Virtual isn’t always a reality
With Kole and Levenstien both specializing in events that feature food, drinks, and people gathering in close quarters, going virtual isn’t always an option, though both are considering online events — or hybrid-style events — in the future.
Levenstien is trying to figure out how she can expand her audience by catering to people who are outside a festival’s market, or don’t yet feel comfortable at in-person events. “I think that there’s a way to create that hybrid,” she said, adding that virtual attendees could pick up the same products in-person ticket holders will be tasting from a local store, or have them shipped to their door. “There are ways they could be engaged from home — even if it’s watching our bacon eating contests or sipping along and understanding the differences between hard seltzer flavors.

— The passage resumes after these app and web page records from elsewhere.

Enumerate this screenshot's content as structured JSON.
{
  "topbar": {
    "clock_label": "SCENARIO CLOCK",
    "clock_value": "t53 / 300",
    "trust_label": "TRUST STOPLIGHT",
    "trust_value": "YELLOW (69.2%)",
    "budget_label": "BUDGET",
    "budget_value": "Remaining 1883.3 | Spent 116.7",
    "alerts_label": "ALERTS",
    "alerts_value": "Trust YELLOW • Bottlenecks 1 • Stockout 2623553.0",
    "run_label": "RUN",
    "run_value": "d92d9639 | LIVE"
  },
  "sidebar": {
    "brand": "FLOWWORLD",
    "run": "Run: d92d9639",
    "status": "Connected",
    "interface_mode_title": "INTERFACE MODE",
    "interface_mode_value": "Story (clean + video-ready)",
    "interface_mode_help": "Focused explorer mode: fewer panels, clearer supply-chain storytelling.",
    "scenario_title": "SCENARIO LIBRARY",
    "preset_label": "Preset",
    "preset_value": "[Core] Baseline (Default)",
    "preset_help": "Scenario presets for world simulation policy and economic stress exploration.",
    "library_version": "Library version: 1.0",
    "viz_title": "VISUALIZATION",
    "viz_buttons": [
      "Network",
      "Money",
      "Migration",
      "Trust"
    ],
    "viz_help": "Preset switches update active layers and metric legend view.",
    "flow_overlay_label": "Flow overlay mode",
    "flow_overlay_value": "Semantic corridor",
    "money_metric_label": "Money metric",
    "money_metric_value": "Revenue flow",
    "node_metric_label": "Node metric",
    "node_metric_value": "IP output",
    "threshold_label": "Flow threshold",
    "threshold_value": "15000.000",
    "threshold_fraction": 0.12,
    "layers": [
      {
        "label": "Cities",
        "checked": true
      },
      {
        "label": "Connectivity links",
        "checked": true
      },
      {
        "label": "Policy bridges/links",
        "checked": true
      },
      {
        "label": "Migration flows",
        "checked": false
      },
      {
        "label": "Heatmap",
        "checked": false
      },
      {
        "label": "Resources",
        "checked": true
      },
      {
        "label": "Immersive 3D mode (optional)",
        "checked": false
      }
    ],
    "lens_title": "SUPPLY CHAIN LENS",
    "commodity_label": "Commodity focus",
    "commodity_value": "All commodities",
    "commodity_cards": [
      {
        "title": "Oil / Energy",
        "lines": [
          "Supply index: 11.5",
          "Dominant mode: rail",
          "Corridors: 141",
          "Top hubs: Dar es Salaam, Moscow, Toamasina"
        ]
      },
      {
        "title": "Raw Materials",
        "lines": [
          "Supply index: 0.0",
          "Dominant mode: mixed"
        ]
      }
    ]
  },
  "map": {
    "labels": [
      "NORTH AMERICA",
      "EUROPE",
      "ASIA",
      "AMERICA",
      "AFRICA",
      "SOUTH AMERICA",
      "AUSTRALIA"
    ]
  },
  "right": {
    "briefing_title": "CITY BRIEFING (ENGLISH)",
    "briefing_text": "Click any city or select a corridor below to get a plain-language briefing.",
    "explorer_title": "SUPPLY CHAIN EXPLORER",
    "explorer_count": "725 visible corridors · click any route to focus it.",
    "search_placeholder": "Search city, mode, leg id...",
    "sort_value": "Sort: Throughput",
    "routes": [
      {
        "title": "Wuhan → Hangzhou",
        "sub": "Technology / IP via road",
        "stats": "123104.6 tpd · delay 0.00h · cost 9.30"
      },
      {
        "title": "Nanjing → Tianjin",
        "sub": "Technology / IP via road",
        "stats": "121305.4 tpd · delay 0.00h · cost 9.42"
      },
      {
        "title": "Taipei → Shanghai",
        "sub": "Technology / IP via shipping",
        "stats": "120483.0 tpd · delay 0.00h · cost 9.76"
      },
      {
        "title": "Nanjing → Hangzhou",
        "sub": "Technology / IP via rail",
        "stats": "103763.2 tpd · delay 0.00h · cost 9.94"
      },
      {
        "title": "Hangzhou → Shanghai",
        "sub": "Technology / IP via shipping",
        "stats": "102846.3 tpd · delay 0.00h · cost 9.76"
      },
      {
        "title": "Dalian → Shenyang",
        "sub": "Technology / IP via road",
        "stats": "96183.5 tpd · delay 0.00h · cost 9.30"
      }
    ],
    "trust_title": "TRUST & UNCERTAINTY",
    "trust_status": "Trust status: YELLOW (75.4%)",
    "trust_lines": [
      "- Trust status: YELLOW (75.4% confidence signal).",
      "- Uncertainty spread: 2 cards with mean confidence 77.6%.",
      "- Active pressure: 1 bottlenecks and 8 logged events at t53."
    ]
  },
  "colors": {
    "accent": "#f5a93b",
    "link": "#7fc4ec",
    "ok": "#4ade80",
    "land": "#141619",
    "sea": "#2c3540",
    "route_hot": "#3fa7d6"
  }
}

It’s probably not going to be the same energy as if they’re on-site but at least they’ll still be able to join and engage.”
Safety comes first
Both Levenstien and Kole are prioritizing safety at their events and Levenstien pointed out how useful it’s been to have resources like Eventbrite’s COVID-19 Safety Playbook for Events. “Other than what [Eventbrite] created with the Safety Playbook, there haven’t been that many resources created for how events should re-enter,” she said. “We found it helpful to create an attendee journey manual, thinking about how our attendees were going to experience this event from the second they saw the event listed online all the way through filling out the post-event survey. We’re doing infrared temperature checks at the door, we’re mandating that masks be worn unless they’re sampling at that moment. We’re even providing everyone with a [contactless] drawstring bag that has their wristband and a bottle of water.”
Kole has been working with his local government and is taking pains to lay out safety expectations on event pages and in emails before the event — making it clear he’s taking attendees safety seriously. “Eventbrite is awesome and is letting you customize waivers so you can add waivers to your order form,” he said. “It’s an easy thing to do and it’s something we’ve been using a lot.”
The future is full of opportunities
Kole thinks simple, smaller events with shorter lead times will remain an events trend until there’s a vaccine for COVID-19 — especially if state and local governments continue to change rules and restrictions. “We learned our lesson planning these events that we can get burned pretty bad in the long run,” Kole said. “We make our money on large scale events — 5,000 to 10,000-person bar crawls and large festivals — and we’re not confident we can produce that in a way that’s gonna be safe and also that it’s gonna be guaranteed to go forward. So we’re looking to reinvent the wheel and also keep with our simple events.”
Levenstien foresees a lot of potential in the future as event producers flex their creative muscles and put their heads together. In April, she launched CLEO, the Coalition of Live Event Organizers as a way to have collaborative conversations with other event experts. “That’s been a really wonderful resource and it’s a very trusting network of people who are being really honest and vulnerable,” she said. “It’s been wonderful to lean on other event organizers because we’re all in it together.”
Levenstien said she’s confident that event creators can weather this storm and come out better for it — much like after the 2008 recession. “Even though we’re in this period of time that sucks, I think we all are very creative people — that’s why we’re event organizers,” she said. “We’re resilient, we’re quick on our feet, we’re very creative, and we make it happen.”